The INR Iraq nuclear analyst told Committee staff that the thing that stood out immediately about the documents was that a companion document - a document included with the Niger documents that did not relate to uranium - mentioned some type of military compaign against major world powers. The members of the alleged military campaign included both Iraq and Iran, and was, according to the documents, being orchestrated through the Nigerien Embassy in Rome, which struck the analyst as "completely implausible." Because the stamp on this document matched the stamp on the uranium document, the analyst thought that all of the documents were likely suspect. (pg 58)

When the US published the Iraq fact sheet on December 19, 2002, and used the Niger charge to say Saddam had not come clean, the IAEA demanded that they turn over all the evidence they had to back their claims. After delaying for weeks, the Bush administration finally turned over the Niger documents just days before the war started. When the documents were shown to be crude forgeries, the IAEA asked what other evidence the US and Britain had to back the claim made in the fact sheet.

The IAEA asked the U.S. and Britain if they had any other evidence backing the claim that Iraq tried to buy uranium. The answer was no.

In the State of the Union address Bush said it was the British that had proof of the claim. Yet, the Brits never provided any evidence backing that assertion either.

IAEA officials never saw Britain's so-called genuine evidence, despite the fact that UN member countries were expected to provide all relevant intelligence on Iraq's alleged weapons of mass destruction to the UN inspection teams.

And it is clear that the British Intelligence service thought the evidence was poor as well.

The Hutton inquiry investigated the creation of the Sept 2002 "sexed-up dossier" extensively. They found that Alastair Campbell, Blair's spin doctor, suggested a number of edits to "sharpen" the dossier which was being written by the Joint Intelligence Services (JIC). As reported at that time, the JIC refused to accept the edits proposed by Campbell in regards to the nuclear weapons charges because the intelligence was not solid.

But Mr Campbell's suggestions were turned down in a number of other areas. For instance, a request for the executive summary to list the allegation Iraq had imported aluminum tubes for its nuclear programme was rejected as there was no firm intelligence this was the case.

In another passage, he questioned why the report said that Iraq had "sought" to require uranium rather than had done so.
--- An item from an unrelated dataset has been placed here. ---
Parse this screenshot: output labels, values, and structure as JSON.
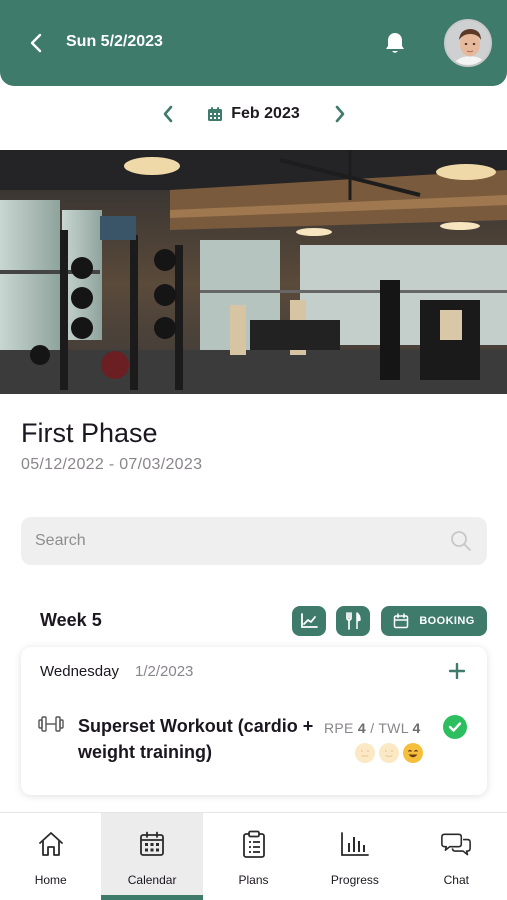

The JIC again insisted intelligence reports did not substantiate such a conclusive allegation.

The JIC was clear that the rumors of an Niger sale of uranium to Iraq was very shaky. And the minutes (aka the DSM) from the Prime Minister's top secret conference of July 23, 2002 were explicit in the belief that there wasn't sufficient evidence to back the claim that Saddam was a danger:

Saddam was not threatening his neighbours, and his WMD capability was less than that of Libya, North Korea or Iran.

The only "proof" that Niger was conspiring to sell uranium to Saddam were some rumors and reports that that never would have passed the sniff test if the adminstration hadn't been so anxious to "fix" the intelligence. It seems cold comfort to know we have definitive proof that this is so today after more than 2 years of an illegal war costing the lives of 1768 1996 US soldiers, thousands of more soldiers who are severely injured, the lives of countless Iraqis and billions of tax payer dollars. It has been an expensive lesson to learn that one must distrust the motives of our leaders who believe they create reality.

Updated: October 23, 2005. Clarified that the orginal Niger documents that sent Joe Wilson to Niger were the same as the forged documents that were finally turned over to the US in October 2003. (Thanks to eRiposte's thorough and compelling argument that showed this must be true.)

Mary :: 10:14 PM :: Comments (3) :: TrackBack (0) :: Spotlight :: Digg It!